We don’t want you to pay attention to the replay of the event and its narrative any more, because it might take you too deep. So focus on two things only: 1) The physical sensation you’ve just noticed arising as you recalled the injury and 2) keeping still, with your eyes fixed on a single point somewhere two to six feet from you. (The second may sound weird, but this intentional stillness serves to crowd out the narrative layered on the injury.)
Stay with this physical sensation. Examine it. Bring your curiosity to it. Give it your attention. What are its characteristics? How long does it linger? Stay with it while it remains. Notice that you are doing fine. You are under no mortal threat. Nothing terrible is happening to you. You are just being still and attending to this sensation that arose alongside your revisiting the memory of the injurious event.
Your mind and body associate the recent event with this physical sensation. The thing is, they also associate the physical sensation with the original injury. When you incurred the initial wound, you lacked your current size, strength and emotional and psychological capacities. Back then, the injury seemed life-threatening, and this gave the physical sensation its immense power. Now, although there is no existential threat, the pokes at the infected site of the original injury trigger the same sensation with its life-threatening feeling.
The above exercise uses your body is an empirical lab in which you verify and then patiently teach your mind and body that the physical sensation does not relate to any current existential threat. You could sit with it forever, and it would do you no harm. But you needn’t stay with that sensation very long, only until it dissolves of its own accord.
You should repeat this exercise as many times as you need to, triggering the sensation by recalling the recent event and sitting with it until it subsides. When revisiting the memory of the recent injury no longer brings on the strong physical sensation, you have forgiven.
Having forgiven, you shrug off a weight, unshoulder a burden. You are lighter, free of a load that has sapped your energy, stolen from your life. By teaching your mind and body that the strong sensation within your resentment is no threat, you give yourself a most beautiful gift.
When you let resentment get the better of you, disappointment arises as a new layer. While you get the hang of this technique, you might lose patience with yourself because you are not forgiving as quickly as you’d like. You may go so far as to harbour resentment against yourself.

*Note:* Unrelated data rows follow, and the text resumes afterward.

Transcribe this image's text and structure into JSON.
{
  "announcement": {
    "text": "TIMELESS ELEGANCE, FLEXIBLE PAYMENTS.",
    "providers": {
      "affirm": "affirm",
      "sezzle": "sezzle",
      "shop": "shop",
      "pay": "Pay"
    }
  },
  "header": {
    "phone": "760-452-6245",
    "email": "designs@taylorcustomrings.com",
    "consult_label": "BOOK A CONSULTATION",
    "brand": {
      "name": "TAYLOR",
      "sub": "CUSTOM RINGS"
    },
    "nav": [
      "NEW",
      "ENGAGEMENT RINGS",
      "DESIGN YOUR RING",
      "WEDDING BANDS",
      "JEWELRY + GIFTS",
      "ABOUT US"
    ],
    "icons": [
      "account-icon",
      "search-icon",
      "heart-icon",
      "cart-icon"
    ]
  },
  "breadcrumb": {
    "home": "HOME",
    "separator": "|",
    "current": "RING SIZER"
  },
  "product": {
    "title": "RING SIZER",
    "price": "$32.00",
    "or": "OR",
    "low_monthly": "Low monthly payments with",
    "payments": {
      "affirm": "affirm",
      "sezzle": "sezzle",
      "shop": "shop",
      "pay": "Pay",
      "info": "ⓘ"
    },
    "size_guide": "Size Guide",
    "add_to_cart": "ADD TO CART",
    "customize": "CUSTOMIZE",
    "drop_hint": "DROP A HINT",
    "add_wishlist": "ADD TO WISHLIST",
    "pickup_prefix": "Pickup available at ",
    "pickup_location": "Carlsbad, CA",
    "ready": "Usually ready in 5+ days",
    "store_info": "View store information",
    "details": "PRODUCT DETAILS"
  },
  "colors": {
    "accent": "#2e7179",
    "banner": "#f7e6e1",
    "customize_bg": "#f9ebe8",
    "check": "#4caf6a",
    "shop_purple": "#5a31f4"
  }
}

Aha! You’ve gone and poked an old injury yourself! No worry. Now just apply the same forgiveness to yourself as you’ve learned to do with others. Stick with it, when you forgive yourself, you give and receive the greatest gift of all.